WORK ITEM:
Return the listing below unchanged, except that the pictures are dropped.

RECORDS FOR THE EXERCISE:
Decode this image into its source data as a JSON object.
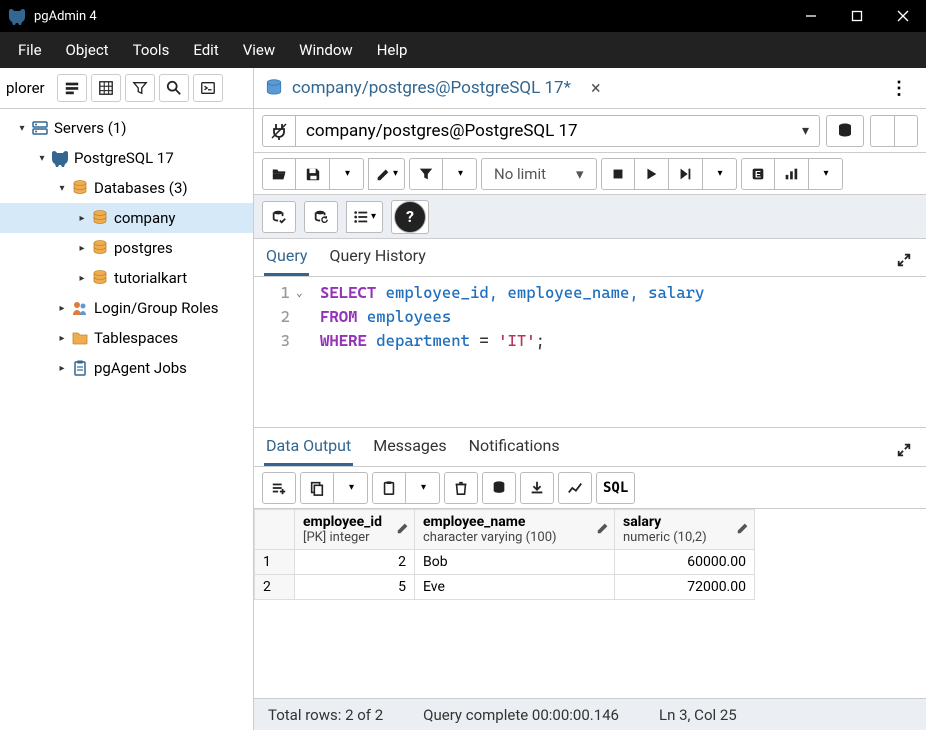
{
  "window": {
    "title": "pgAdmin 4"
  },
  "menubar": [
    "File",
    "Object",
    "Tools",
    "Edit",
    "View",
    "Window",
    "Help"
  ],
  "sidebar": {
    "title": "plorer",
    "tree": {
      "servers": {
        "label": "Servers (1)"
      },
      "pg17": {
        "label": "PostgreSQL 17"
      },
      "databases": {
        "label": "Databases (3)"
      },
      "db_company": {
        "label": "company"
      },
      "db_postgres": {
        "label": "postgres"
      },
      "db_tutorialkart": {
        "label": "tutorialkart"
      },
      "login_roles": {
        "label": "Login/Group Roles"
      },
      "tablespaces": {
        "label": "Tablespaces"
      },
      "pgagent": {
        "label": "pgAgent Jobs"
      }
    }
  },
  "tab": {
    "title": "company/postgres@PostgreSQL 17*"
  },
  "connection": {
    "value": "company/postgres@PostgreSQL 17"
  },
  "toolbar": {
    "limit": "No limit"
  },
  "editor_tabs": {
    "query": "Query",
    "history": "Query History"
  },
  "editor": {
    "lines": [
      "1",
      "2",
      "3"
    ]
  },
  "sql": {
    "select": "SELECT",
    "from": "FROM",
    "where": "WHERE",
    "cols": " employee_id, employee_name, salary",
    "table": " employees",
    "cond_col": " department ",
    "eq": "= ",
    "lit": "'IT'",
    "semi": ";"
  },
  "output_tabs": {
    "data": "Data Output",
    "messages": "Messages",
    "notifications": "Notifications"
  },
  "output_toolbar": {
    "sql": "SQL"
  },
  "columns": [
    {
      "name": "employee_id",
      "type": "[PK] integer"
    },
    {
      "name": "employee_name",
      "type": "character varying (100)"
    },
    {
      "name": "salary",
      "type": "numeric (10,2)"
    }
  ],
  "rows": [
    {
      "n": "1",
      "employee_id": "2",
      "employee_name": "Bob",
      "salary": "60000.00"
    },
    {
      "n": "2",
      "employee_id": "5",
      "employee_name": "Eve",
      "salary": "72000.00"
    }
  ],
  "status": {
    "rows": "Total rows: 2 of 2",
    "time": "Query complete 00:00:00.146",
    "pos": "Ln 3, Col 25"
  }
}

RESPONSE BOX:
Decode this image into its source data as a JSON object.
{
  "window": {
    "title": "pgAdmin 4"
  },
  "menubar": [
    "File",
    "Object",
    "Tools",
    "Edit",
    "View",
    "Window",
    "Help"
  ],
  "sidebar": {
    "title": "plorer",
    "tree": {
      "servers": {
        "label": "Servers (1)"
      },
      "pg17": {
        "label": "PostgreSQL 17"
      },
      "databases": {
        "label": "Databases (3)"
      },
      "db_company": {
        "label": "company"
      },
      "db_postgres": {
        "label": "postgres"
      },
      "db_tutorialkart": {
        "label": "tutorialkart"
      },
      "login_roles": {
        "label": "Login/Group Roles"
      },
      "tablespaces": {
        "label": "Tablespaces"
      },
      "pgagent": {
        "label": "pgAgent Jobs"
      }
    }
  },
  "tab": {
    "title": "company/postgres@PostgreSQL 17*"
  },
  "connection": {
    "value": "company/postgres@PostgreSQL 17"
  },
  "toolbar": {
    "limit": "No limit"
  },
  "editor_tabs": {
    "query": "Query",
    "history": "Query History"
  },
  "editor": {
    "lines": [
      "1",
      "2",
      "3"
    ]
  },
  "sql": {
    "select": "SELECT",
    "from": "FROM",
    "where": "WHERE",
    "cols": " employee_id, employee_name, salary",
    "table": " employees",
    "cond_col": " department ",
    "eq": "= ",
    "lit": "'IT'",
    "semi": ";"
  },
  "output_tabs": {
    "data": "Data Output",
    "messages": "Messages",
    "notifications": "Notifications"
  },
  "output_toolbar": {
    "sql": "SQL"
  },
  "columns": [
    {
      "name": "employee_id",
      "type": "[PK] integer"
    },
    {
      "name": "employee_name",
      "type": "character varying (100)"
    },
    {
      "name": "salary",
      "type": "numeric (10,2)"
    }
  ],
  "rows": [
    {
      "n": "1",
      "employee_id": "2",
      "employee_name": "Bob",
      "salary": "60000.00"
    },
    {
      "n": "2",
      "employee_id": "5",
      "employee_name": "Eve",
      "salary": "72000.00"
    }
  ],
  "status": {
    "rows": "Total rows: 2 of 2",
    "time": "Query complete 00:00:00.146",
    "pos": "Ln 3, Col 25"
  }
}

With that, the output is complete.